London (CNN) -- Icelandic volcano ash is affecting flights in European airspace, but authorities say it is unlikely to cause the same levels of disruption triggered by a similar eruption last year.
So what are the main differences between the two volcanic ash clouds and to what extent will travel plans be hit?
Who has been affected so far?
Icelandic airspace was closed over the weekend. By early Tuesday, several hundreds flights from England, Scotland and Northern Ireland had been canceled with British Airways, easyJet, Ryanair, Aer Lingus, Loganair, Flybe and KLM among operators grounding jets.
Meteorologist have warned prevailing winds are blowing the ash cloud towards London's Heathrow airport, potentially closing airspace above Europe's busiest air hub. Officials say there is a strong possibility some Scandinavian airports may also be affected.
Among those changing travel plans have been U.S. President Barack Obama, who flew into London a day ahead of schedule, and Barcelona's soccer team, which is traveling to the UK capital early ahead of Saturday's Champion's League final clash against Manchester United.
How will the disruption differ from last year's?
Ash from the eruption of Iceland's Eyjafjallajokull volcano in April 2010 prompted the closure of airspace across Europe, stranding millions of passengers and costing the airline industry more than $2 billion.

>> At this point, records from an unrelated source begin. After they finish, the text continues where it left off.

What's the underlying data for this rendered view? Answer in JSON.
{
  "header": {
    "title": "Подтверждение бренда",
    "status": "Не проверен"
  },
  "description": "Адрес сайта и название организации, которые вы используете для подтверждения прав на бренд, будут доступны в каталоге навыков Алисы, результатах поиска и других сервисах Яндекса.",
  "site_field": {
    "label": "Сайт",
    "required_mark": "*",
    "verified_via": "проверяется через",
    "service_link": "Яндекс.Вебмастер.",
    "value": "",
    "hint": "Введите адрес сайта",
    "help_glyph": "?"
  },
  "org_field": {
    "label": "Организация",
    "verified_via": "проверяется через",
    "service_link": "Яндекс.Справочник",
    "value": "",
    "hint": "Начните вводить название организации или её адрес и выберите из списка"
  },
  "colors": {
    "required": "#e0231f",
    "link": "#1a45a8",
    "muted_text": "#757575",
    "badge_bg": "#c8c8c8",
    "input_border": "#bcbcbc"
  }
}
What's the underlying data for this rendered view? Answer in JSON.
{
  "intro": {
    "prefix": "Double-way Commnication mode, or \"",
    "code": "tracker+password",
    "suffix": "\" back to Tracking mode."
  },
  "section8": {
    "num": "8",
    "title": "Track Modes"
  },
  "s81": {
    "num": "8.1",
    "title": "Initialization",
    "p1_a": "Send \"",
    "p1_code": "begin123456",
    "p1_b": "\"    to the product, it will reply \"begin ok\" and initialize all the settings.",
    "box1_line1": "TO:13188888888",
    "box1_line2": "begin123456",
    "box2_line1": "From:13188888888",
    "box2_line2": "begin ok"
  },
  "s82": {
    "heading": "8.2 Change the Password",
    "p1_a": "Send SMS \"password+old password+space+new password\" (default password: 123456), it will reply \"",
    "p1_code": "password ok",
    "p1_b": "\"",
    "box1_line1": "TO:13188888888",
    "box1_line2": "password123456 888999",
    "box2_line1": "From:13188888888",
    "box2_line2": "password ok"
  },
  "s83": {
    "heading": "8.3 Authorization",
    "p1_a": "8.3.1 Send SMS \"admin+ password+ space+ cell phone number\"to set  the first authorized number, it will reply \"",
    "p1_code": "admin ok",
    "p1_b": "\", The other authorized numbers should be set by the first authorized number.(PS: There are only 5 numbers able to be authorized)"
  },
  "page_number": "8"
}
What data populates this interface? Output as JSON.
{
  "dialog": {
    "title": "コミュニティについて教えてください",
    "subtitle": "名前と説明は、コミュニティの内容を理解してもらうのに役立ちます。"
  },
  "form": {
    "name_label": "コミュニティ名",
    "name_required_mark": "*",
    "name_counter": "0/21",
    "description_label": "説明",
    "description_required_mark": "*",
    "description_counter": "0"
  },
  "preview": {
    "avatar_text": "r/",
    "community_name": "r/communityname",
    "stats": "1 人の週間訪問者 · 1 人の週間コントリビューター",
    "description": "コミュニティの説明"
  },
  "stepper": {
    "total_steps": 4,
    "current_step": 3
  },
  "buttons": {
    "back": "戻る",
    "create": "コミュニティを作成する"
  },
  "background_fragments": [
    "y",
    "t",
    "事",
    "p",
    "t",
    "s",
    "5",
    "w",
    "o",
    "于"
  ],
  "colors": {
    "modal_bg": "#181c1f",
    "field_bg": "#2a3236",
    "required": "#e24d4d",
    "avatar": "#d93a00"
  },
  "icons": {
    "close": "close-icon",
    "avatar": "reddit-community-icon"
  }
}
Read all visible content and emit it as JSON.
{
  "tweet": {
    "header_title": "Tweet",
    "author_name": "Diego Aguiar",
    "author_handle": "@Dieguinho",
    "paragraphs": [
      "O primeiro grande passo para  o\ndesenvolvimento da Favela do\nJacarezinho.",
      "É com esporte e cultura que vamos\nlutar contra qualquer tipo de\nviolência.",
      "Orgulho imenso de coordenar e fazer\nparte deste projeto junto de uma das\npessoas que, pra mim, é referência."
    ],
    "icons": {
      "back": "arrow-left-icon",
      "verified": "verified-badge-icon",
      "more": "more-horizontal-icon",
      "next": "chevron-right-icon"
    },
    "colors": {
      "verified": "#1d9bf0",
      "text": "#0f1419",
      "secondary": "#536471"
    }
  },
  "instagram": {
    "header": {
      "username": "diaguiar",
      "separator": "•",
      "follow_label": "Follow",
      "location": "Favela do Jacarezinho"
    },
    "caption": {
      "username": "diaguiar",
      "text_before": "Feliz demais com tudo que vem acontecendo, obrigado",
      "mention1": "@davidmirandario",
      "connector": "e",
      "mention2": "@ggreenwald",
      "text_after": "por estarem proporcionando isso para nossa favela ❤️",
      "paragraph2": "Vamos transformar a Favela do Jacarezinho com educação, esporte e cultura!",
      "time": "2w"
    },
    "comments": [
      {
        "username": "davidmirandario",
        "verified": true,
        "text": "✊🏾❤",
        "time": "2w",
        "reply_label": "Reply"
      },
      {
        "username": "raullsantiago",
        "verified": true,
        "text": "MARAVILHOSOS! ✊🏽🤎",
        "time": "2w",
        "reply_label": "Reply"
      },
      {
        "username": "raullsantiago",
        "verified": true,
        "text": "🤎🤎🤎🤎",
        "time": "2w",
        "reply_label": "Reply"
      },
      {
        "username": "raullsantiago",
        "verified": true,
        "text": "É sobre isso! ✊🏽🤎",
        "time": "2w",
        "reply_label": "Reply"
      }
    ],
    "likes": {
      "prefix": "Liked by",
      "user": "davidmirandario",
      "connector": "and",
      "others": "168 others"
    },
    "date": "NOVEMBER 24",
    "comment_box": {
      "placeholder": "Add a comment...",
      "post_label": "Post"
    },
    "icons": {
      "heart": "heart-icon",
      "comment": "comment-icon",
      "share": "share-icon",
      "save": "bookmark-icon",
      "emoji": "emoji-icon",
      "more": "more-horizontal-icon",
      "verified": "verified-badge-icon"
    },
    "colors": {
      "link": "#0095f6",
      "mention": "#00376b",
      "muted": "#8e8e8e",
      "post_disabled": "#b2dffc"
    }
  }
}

Authorities say there is uncertainty over how long the latest ash cloud, generated by Grimsvotn -- Iceland's most active volcano -- is likely to last, and how it will be affected by atmospheric changes. However, weather patterns indicate most mainland European airports will not be hit and airspace will remain open. Changes in flight safety regulations also mean fewer flights will be affected.
What are the safety regulation changes?
Most significantly, aviation authorities have raised the threshold on what density of ash cloud is considered safe to fly through. Last year, 200 micrograms of ash per cubic meter was seen as the maximum, this year it has been raised to 4,000 micrograms per cubic meter.
Ash density is also being classified in terms of low, medium or high density. In theory, airlines can make a case to fly through all three provided they can prove they are taking adequate safety precautions.
Irish carrier Ryanair has, however, condemned these limited restrictions as pointless. It said it has successfully piloted a test flight into an area of high ash density, with no adverse affects.
What other differences are there?
Scientists and airlines say the type of ash produced by Grimsvotn is potentially less harmful to aircraft engines than that thrown up by Eyjafjallajokull. According to a study by the Institute of Earth Sciences at the University of Iceland, ash particles from Eyjafjallajokull were unusually fine and angular due to the higher silica content of the magma produced in the eruption.
This "stickier" magma caused a powerful explosion when it hit the volcano's ice cap, resulting in smaller and sharper ash particles capable of traveling further and remaining airborne longer. The larger particles produced by Grimsvotn, though still capable of traveling far, are more likely to fall out of the sky sooner.
Jeremy Phillips of Bristol University's Earth Sciences department told CNN that Grimsvotn's eruptions are typically shorter than the Eyjafjallajokull event of 2010, lasting only a few days.
What rights do affected passengers have?
Last year's eruption left tens of thousands of passengers scrambling to make alternative travel plans via road, rail and sea amid debate over who was liable to compensate them for inconveniences faced.
This year, the situation is far clearer, following court rulings over what is covered by travel insurance in the event of ash cloud disruption and clarified airline policy.
According to UK consumer watchdog Which? delayed travelers are entitled to accommodation, food and phone calls. Those whose flights are canceled can expect refunds and re-routing to final destination.